Task instructions >> Scan the entries that follow for the word "specs", then report every line in which it appears.

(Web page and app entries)
- - - - -
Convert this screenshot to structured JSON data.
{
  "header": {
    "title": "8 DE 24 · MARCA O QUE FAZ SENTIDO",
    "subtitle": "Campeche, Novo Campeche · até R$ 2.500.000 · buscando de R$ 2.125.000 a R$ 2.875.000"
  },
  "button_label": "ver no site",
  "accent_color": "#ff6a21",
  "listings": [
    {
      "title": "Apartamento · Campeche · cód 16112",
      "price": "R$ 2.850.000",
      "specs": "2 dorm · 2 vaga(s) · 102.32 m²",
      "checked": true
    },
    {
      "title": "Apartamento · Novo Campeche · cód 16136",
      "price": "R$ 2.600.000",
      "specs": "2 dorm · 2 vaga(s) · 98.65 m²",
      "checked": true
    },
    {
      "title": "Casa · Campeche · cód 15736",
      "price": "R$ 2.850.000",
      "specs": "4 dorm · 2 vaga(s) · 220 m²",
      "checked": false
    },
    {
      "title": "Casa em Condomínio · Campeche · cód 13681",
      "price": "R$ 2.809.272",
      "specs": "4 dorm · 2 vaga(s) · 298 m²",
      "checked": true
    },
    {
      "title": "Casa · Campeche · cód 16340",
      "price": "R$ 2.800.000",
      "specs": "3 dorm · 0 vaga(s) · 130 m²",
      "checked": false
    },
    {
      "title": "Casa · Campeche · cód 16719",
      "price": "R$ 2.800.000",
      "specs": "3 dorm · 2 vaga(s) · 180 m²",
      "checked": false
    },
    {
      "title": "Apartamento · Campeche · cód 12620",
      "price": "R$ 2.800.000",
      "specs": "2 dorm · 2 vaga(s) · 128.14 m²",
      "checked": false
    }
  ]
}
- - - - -
Answer area >>
      "specs": "2 dorm · 2 vaga(s) · 102.32 m²",
      "specs": "2 dorm · 2 vaga(s) · 98.65 m²",
      "specs": "4 dorm · 2 vaga(s) · 220 m²",
      "specs": "4 dorm · 2 vaga(s) · 298 m²",
      "specs": "3 dorm · 0 vaga(s) · 130 m²",
      "specs": "3 dorm · 2 vaga(s) · 180 m²",
      "specs": "2 dorm · 2 vaga(s) · 128.14 m²",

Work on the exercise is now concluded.